The Bands was suspended last November after some of its in-house materials found their way to the office of a university administrator.
As a result of the suspension, Queen’s University cancelled scheduled appearances by the Bands at an alumni dinner and the Kingston Santa Claus parade. The university also required members of the Bands to take Human Rights and Equity training.
The suspension, made jointly by the students’ association at Queen’s, which oversees Queen’s Bands and other student societies, and the university administration, is punishment and warning for the vulgar and sexist songs and writings some members of the Bands had been distributing among themselves. Vice-Provost and Dean of Student Affairs Ann Tierney said that the “materials, and the behaviours they promote, are unacceptable. They point to a sub-culture within the Bands where explicit, disrespectful and degrading language marginalizes community members who may remain silent for fear of exclusion.”
The language Dean Tierney has in mind includes “Mouth raping your little sister since 1905” and “I will rape you with a lamp.”
The suspension is also to affirm that Queen’s University values inclusion and to assure students that the campus is welcoming and safe.
Now if I were a Queen’s University student, I’d transfer out and ask for my money back. This latest episode makes it pretty clear that its administration isn’t much concerned that Queen’s be a place of education.
First of all, to punish people for what they say is to violate their freedom of expression. Freedom of expression should especially be valued on a university campus because it is central to what we are as intellectuals: we are concerned to think and say what we want only for what we judge to be our own good reasons, and not out of fear of official sanction.

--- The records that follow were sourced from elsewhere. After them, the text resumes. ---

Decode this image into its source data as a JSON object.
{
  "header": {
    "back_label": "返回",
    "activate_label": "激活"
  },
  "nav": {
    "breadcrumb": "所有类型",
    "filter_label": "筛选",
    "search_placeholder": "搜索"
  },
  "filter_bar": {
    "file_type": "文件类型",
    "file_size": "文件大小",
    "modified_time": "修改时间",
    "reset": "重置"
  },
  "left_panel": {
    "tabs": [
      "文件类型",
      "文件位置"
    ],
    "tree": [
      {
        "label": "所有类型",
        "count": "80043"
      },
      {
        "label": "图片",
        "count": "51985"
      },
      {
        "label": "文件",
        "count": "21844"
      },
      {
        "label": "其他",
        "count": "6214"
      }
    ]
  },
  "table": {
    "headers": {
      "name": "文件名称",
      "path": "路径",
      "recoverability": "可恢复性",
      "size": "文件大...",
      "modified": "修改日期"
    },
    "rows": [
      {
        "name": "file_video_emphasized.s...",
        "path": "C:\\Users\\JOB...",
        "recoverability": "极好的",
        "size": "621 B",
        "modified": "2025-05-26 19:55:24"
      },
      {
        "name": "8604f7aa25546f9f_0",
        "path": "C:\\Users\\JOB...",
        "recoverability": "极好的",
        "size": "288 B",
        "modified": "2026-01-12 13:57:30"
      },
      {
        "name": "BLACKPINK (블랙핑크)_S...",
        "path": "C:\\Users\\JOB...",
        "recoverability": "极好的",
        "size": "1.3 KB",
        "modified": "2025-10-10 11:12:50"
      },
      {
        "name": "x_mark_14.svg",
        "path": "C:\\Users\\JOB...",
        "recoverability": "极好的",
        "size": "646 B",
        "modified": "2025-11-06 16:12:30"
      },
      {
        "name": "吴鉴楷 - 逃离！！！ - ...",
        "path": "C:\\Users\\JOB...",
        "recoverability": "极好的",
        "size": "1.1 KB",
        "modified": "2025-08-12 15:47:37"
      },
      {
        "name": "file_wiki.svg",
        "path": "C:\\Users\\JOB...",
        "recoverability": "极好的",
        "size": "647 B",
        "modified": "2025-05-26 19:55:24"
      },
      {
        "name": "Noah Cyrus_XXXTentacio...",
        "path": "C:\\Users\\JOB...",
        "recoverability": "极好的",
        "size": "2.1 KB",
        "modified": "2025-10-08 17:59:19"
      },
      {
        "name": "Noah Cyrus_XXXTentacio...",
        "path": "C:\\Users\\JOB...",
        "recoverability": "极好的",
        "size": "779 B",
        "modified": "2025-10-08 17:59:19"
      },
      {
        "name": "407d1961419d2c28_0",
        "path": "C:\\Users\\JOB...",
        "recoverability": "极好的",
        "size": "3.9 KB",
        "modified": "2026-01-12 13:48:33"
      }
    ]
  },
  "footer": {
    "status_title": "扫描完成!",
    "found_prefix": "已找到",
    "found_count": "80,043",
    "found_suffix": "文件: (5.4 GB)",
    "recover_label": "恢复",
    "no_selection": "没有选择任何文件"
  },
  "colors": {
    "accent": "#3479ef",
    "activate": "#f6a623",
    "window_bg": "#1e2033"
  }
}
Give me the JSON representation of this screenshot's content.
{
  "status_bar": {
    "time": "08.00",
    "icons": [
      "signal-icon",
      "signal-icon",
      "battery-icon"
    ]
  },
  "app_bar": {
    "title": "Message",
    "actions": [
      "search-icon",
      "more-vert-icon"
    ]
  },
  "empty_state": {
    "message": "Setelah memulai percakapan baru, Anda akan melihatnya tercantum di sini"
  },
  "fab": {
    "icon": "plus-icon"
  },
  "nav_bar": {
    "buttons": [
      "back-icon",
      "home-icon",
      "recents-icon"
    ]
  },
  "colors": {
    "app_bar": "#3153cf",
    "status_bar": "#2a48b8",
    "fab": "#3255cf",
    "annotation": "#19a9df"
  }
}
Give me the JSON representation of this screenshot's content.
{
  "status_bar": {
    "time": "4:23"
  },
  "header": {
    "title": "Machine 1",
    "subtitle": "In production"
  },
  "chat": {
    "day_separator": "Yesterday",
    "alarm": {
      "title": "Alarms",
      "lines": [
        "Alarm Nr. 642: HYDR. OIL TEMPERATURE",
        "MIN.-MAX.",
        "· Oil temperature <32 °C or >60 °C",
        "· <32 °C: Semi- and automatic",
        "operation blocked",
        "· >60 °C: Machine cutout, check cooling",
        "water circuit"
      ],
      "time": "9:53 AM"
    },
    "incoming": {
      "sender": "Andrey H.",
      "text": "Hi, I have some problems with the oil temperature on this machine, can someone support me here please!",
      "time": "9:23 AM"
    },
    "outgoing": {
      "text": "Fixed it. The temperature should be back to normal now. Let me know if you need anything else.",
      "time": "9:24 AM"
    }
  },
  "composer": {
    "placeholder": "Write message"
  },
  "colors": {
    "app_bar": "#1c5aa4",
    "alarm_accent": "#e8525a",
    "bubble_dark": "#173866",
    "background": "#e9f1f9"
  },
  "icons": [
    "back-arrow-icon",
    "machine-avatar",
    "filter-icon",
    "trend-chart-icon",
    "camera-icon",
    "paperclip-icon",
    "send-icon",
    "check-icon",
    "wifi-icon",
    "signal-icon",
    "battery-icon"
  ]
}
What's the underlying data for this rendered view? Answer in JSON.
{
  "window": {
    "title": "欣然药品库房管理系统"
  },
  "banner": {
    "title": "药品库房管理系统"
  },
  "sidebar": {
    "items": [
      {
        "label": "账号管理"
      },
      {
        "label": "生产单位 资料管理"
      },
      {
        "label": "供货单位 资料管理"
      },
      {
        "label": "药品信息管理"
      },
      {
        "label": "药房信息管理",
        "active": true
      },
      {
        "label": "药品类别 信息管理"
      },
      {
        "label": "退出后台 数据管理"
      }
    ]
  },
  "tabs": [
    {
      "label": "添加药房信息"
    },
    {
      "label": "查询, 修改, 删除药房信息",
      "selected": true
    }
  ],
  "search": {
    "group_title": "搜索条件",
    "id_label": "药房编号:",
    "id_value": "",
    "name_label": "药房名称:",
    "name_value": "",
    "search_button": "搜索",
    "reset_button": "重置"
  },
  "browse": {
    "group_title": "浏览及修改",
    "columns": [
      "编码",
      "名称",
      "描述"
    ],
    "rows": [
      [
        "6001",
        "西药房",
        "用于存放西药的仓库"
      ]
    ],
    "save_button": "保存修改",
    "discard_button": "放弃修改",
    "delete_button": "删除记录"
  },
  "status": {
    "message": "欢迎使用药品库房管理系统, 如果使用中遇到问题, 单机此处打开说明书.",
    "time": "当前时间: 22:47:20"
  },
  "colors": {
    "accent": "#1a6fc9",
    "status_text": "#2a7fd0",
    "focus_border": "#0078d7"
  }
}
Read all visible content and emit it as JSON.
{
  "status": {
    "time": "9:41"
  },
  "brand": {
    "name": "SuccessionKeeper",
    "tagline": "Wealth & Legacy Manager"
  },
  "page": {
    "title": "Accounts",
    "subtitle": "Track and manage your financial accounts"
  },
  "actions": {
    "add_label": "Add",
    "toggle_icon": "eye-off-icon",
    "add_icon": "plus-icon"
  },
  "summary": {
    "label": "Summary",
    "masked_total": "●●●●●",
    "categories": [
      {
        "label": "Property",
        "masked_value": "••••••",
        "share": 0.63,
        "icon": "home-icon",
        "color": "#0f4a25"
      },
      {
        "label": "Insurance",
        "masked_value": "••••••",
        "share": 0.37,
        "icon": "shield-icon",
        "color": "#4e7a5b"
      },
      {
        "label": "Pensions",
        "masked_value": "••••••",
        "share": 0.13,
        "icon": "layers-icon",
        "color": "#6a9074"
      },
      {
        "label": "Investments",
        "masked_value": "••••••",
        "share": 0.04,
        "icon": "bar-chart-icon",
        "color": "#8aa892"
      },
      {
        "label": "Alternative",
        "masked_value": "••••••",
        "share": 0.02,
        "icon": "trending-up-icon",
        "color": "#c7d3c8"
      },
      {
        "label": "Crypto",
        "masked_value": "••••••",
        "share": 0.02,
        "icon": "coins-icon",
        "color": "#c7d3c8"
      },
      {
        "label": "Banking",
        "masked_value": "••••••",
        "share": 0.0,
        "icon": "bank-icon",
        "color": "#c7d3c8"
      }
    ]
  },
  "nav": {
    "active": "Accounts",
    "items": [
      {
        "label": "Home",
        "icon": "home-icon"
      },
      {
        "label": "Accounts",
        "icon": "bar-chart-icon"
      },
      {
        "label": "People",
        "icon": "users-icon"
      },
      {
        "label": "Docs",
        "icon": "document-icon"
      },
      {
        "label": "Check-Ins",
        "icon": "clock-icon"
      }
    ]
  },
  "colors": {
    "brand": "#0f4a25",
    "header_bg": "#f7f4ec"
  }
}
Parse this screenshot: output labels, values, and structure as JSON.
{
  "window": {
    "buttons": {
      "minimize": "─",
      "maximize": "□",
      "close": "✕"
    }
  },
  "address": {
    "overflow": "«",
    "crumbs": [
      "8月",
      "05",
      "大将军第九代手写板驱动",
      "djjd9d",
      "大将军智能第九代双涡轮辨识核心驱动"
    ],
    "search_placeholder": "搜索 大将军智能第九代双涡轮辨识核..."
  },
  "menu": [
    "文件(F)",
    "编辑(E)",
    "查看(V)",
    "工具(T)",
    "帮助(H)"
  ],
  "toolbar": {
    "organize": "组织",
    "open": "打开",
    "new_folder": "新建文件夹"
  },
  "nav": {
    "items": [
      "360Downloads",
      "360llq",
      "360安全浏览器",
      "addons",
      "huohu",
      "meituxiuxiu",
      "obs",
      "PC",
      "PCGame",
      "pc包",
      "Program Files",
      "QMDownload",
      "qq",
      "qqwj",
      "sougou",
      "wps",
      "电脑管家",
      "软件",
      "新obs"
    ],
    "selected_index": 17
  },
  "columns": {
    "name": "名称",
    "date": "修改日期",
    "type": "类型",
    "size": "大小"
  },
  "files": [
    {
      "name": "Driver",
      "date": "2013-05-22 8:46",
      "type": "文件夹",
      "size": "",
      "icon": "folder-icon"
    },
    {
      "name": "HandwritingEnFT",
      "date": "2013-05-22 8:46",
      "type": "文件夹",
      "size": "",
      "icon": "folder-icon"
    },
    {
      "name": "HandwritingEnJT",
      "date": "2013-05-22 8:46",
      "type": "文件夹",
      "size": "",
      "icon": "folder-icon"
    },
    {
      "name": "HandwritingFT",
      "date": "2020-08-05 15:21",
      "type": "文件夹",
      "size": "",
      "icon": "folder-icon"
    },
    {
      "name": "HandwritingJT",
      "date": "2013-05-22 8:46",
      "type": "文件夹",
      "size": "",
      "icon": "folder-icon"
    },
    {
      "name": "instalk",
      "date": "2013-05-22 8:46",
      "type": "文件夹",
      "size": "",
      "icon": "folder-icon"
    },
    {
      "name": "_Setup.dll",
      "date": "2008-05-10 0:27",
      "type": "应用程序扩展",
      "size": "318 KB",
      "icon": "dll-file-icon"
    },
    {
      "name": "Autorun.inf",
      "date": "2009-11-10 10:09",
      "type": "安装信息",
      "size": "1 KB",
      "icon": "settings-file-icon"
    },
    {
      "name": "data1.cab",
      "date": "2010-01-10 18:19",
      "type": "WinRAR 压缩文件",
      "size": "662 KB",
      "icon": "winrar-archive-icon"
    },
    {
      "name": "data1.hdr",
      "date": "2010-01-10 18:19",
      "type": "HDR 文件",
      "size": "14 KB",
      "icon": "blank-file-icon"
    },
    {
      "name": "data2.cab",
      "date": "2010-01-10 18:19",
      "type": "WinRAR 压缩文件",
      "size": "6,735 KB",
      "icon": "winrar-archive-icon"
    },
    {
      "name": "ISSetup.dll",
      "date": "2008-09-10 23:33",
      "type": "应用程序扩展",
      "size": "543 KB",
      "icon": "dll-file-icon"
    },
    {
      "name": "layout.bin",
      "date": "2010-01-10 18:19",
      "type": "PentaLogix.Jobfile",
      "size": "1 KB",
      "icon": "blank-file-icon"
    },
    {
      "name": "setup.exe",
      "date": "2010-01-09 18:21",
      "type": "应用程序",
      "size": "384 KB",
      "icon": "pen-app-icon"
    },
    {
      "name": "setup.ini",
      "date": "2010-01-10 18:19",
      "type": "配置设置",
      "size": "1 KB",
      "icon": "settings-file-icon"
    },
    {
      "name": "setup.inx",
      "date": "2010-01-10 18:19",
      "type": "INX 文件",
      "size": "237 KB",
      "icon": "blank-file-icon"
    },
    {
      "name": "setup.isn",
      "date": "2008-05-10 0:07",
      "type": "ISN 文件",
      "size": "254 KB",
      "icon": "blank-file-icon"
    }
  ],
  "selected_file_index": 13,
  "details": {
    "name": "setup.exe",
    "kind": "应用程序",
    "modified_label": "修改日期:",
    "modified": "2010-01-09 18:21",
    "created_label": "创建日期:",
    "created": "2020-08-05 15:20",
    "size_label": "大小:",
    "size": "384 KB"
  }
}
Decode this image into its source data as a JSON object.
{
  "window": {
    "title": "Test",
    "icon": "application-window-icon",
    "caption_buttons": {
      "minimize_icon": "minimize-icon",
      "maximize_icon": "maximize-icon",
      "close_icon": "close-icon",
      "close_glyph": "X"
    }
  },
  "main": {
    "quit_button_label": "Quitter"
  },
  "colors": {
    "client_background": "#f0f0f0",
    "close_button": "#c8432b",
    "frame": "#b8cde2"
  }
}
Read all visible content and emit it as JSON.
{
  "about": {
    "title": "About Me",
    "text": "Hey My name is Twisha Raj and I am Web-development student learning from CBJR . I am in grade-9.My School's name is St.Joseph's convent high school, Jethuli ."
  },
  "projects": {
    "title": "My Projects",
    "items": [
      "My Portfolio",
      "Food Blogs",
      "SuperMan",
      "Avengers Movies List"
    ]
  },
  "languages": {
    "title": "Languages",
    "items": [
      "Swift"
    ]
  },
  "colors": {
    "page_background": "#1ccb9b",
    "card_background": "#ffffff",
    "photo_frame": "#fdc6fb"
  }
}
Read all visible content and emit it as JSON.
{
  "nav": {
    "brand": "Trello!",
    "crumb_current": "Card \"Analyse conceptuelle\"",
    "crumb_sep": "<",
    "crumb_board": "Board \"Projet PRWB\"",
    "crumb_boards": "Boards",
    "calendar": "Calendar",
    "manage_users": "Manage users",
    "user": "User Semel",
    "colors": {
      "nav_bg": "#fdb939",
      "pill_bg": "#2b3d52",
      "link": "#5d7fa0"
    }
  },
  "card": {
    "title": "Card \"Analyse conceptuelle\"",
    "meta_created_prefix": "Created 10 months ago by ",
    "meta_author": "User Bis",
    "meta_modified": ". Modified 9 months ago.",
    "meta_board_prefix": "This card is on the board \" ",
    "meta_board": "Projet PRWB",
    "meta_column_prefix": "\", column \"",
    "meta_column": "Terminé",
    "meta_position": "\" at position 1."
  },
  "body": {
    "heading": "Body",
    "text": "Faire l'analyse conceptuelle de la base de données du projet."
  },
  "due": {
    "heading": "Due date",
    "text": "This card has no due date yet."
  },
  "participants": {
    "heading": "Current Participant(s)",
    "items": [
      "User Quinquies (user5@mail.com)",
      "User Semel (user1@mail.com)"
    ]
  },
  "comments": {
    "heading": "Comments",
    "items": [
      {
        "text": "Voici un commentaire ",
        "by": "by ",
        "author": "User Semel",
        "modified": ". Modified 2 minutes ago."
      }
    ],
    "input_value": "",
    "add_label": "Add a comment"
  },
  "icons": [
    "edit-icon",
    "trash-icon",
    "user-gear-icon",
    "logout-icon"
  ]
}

In sum, by punishing the members of Bands for what some of them said or sang or wrote, Queen’s University is acting against its mission to foster a free and responsible intellectual community.
Of course, the administration and the students’ association don’t see it that way. They maintain that the behaviour of members of the Bands tends to marginalize and silence people in the Queen’s community.
If they are right, though, the behaviour cries out for public discussion, not punishment. That members of the Bands have been singing obnoxious songs among themselves provides Queen’s with an opportunity to discuss and debate publicly issues of sexism and the hurtfulness of exclusion.
By opting instead to punish the Bands, Queen’s university is failing in its task to educate its students to take their place in a free society. Those students offended or hurt by the fact that Bands had this material have now learned that when one is offended, one should appeal to an authority to deal with the offenders. This lesson is contrary to a university’s mission to help students to become critical thinkers and autonomous agents.
The requirement that members of Bands undergo Human Rights training is likewise inconsistent with Queen’s status as a university. Rather than simply provide students with opportunities to engage in discussion and argument, which might well result in changed attitudes among members of Bands, Queen’s is seeking to re-educate some of its students into the preferred attitudes. They will not learn anything about sexism or exclusion from this training (“learn” in the sense of freely accept on the grounds of reasons), except that saying the wrong thing will get them punished.
Queen’s University is engaging in bullying for the sake of anti-bullying and exclusion for the sake of inclusion.
Something similar to the Bands’ case happened at Harvard a couple decades ago. It’s instructive to contrast the reaction of administrators and student politicians at Queen’s to the reaction of administrators there.
In 1992, Dean of Students Archie C. Epps III became troubled by what he perceived as increasing racial tensions among Harvard College students. Among other incidents, someone had hung a Confederate flag in a dorm. (I know of this case from Harry R. Lewis’s book Excellence Without a Soul, about the continuing decline of commitment by universities to liberal education.)
Epps responded by assigning all incoming students Ralph Waldo Emerson’s essay “Self-Reliance.” Epps had students meet with professors in small discussion groups. His goal was to encourage students to understand themselves as individuals rather than to see themselves as particles of an identity group. With luck, he reasoned, students would come to be able to offer and receive ideas and criticism without either hectoring others or taking offence. The key to community cohesion, Epps proposed, was individual self-reliance.
Dean Tierney at Queen’s is no Dean Epps.